  25. ^ "Call the Midwife: series two, episode one, BBC One, review". The Telegraph. Retrieved 24 January 2013
  26. ^ Vivarelli, Nick (24 July 2016). "Laurie Anderson, Joshua Oppenheimer, Zhao Wei Set For Venice Jury". Variety. Retrieved 24 July 2016.
  27. ^ Allen, Nick (6 January 2010). "British director Sam Mendes in talks over next James Bond film". The Daily Telegraph. London. Retrieved 10 January 2010.
  28. ^ "Skyfall: 'most successful' James Bond film tops $1bn at global box office", The Daily Telegraph. Retrieved 24 January 2013
  29. ^ "Box Office Milestone: Daniel Craig's 'Skyfall' Crosses $1 Billion Worldwide". The Hollywood Reporter. Retrieved 24 January 2013
  30. ^ Hewitt, Chris (6 November 2012). "Sam Mendes Talks Gun Barrel Sequence". Empire. Retrieved 15 June 2013.
  31. ^ Phil de Semlyen (6 March 2013). "Sam Mendes Won't Direct Bond 24". empire.
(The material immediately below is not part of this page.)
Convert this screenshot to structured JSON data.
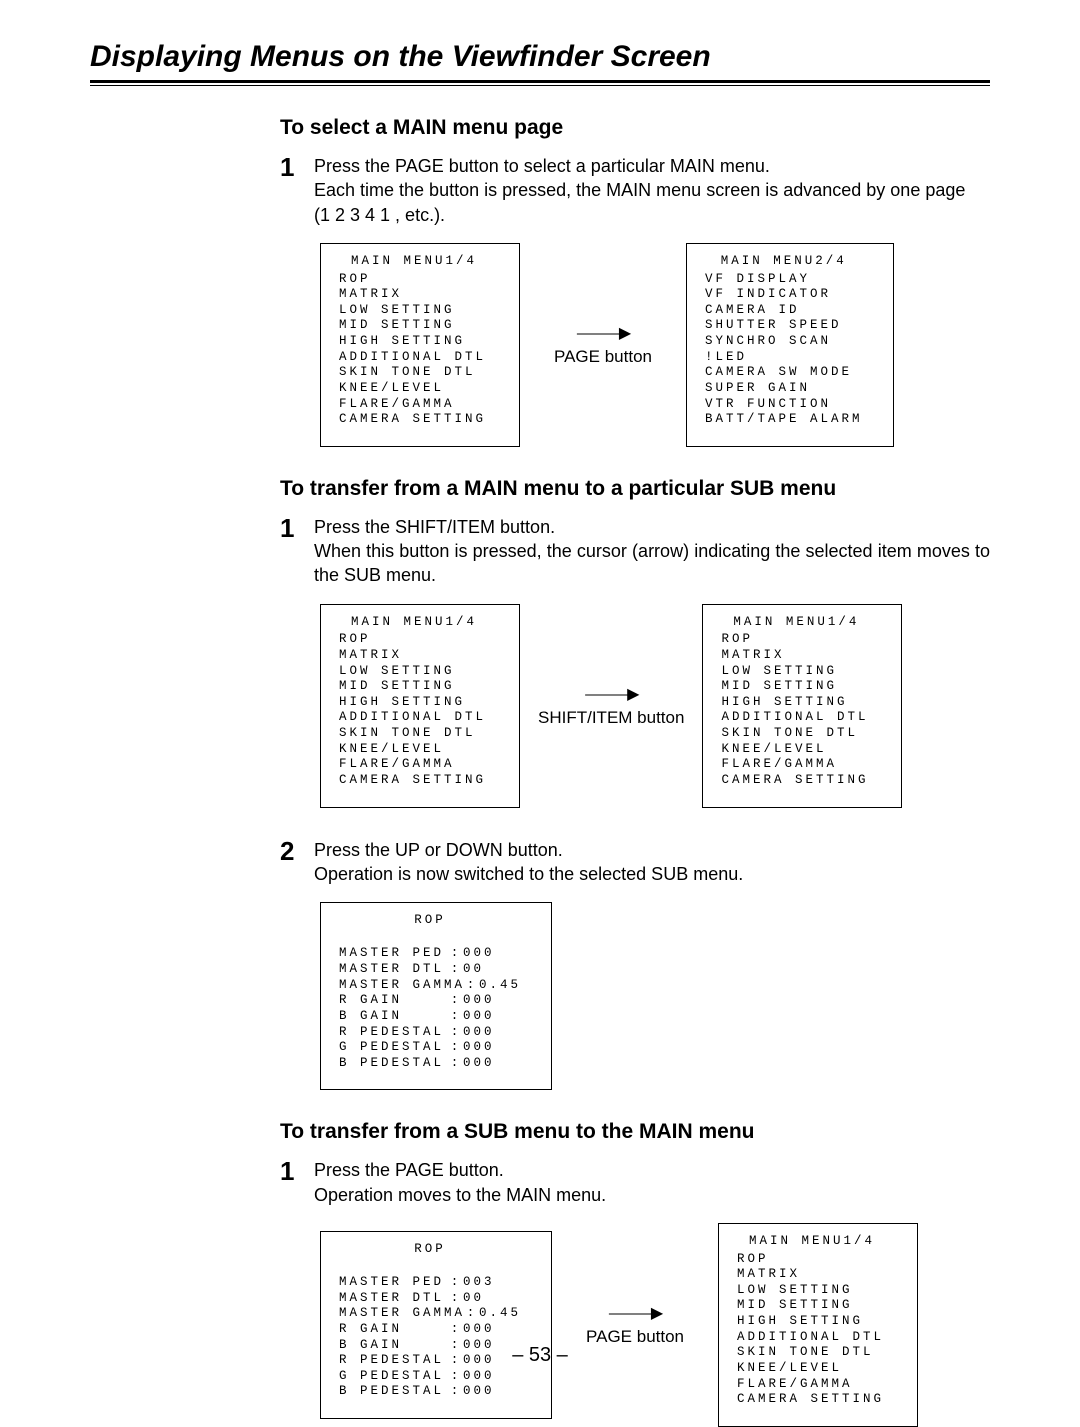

Retrieved 15 June 2013.
  32. ^ "Sam Mendes back in talks with Bond producers". BBC News. 29 May 2013. Retrieved 29 May 2013.
  33. ^ O'Neal, Sean (6 March 2013). "Sam Mendes turns down the next James Bond film for a life in the theater". Newswire. Retrieved 6 March 2013.
  34. ^ "Sam Mendes Returns to Direct". Eon Productions. 11 July 2013. Retrieved 11 July 2013.
  35. ^ a b c d Brooks, Xan (15 March 2010). "Kate Winslet and Sam Mendes separate after seven years of marriage". The Guardian. London. Retrieved 16 March 2010.
  36. ^ "Rebecca Hall on love, Sam Mendes and being a shy girl". Evening Standard. 3 April 2013. Retrieved 27 March 2019.

External links[edit]